▶ **PROBLEM DETAILS**: Everything in the entries below should be restated exactly, except for the pictures.
--- START ---
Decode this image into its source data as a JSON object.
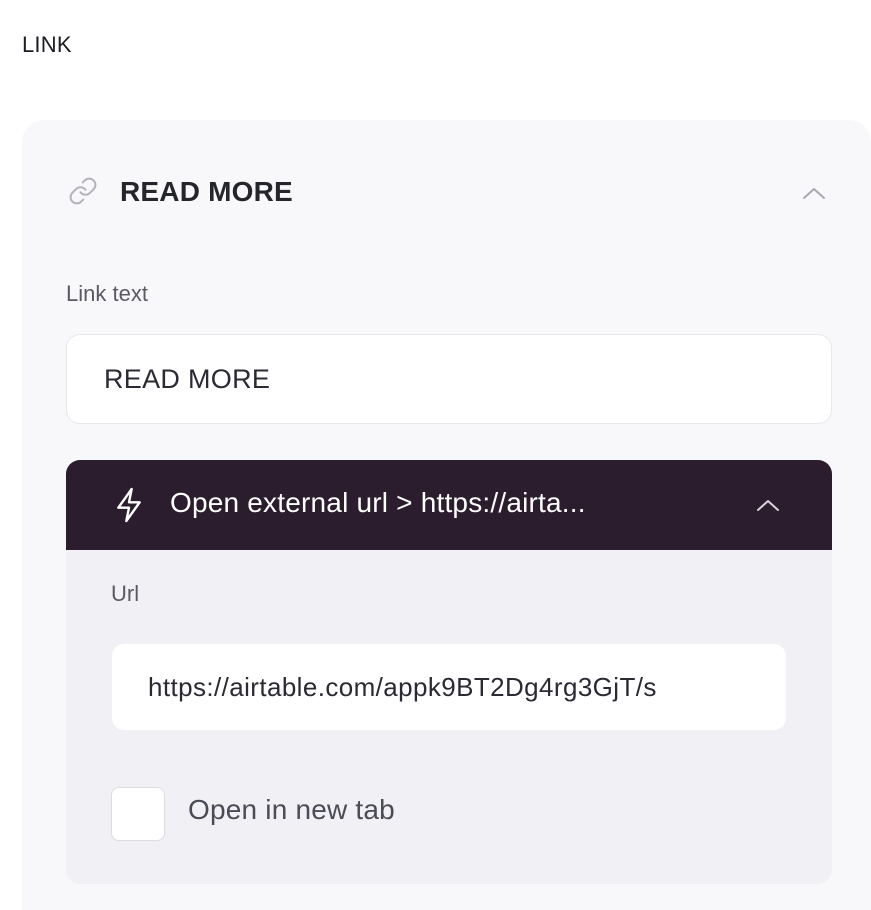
{
  "section": {
    "label": "LINK"
  },
  "link_card": {
    "icon": "link-icon",
    "title": "READ MORE",
    "toggle_icon": "chevron-up-icon",
    "link_text_label": "Link text",
    "link_text_value": "READ MORE"
  },
  "action": {
    "icon": "lightning-bolt-icon",
    "title": "Open external url > https://airta...",
    "toggle_icon": "chevron-up-icon",
    "header_color": "#2b1d2e",
    "url_label": "Url",
    "url_value": "https://airtable.com/appk9BT2Dg4rg3GjT/s",
    "new_tab_label": "Open in new tab",
    "new_tab_checked": false
  }
}
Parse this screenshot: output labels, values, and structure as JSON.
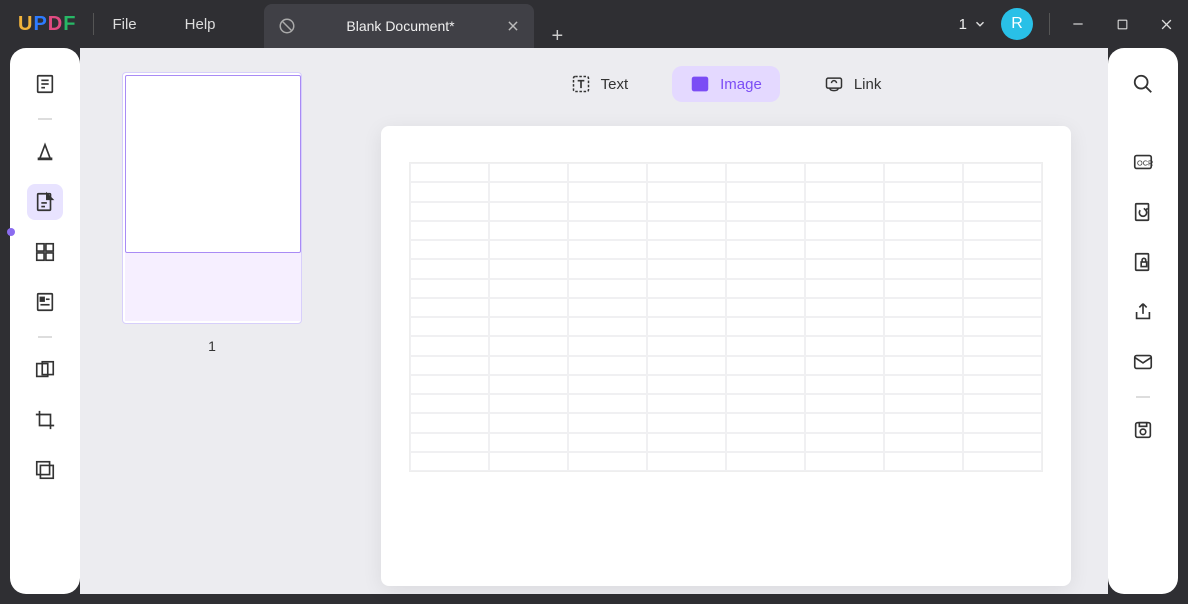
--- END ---
▶ **RESULT FOR THIS TASK**:
Decode this image into its source data as a JSON object.
{
  "section": {
    "label": "LINK"
  },
  "link_card": {
    "icon": "link-icon",
    "title": "READ MORE",
    "toggle_icon": "chevron-up-icon",
    "link_text_label": "Link text",
    "link_text_value": "READ MORE"
  },
  "action": {
    "icon": "lightning-bolt-icon",
    "title": "Open external url > https://airta...",
    "toggle_icon": "chevron-up-icon",
    "header_color": "#2b1d2e",
    "url_label": "Url",
    "url_value": "https://airtable.com/appk9BT2Dg4rg3GjT/s",
    "new_tab_label": "Open in new tab",
    "new_tab_checked": false
  }
}
Parse this screenshot: output labels, values, and structure as JSON.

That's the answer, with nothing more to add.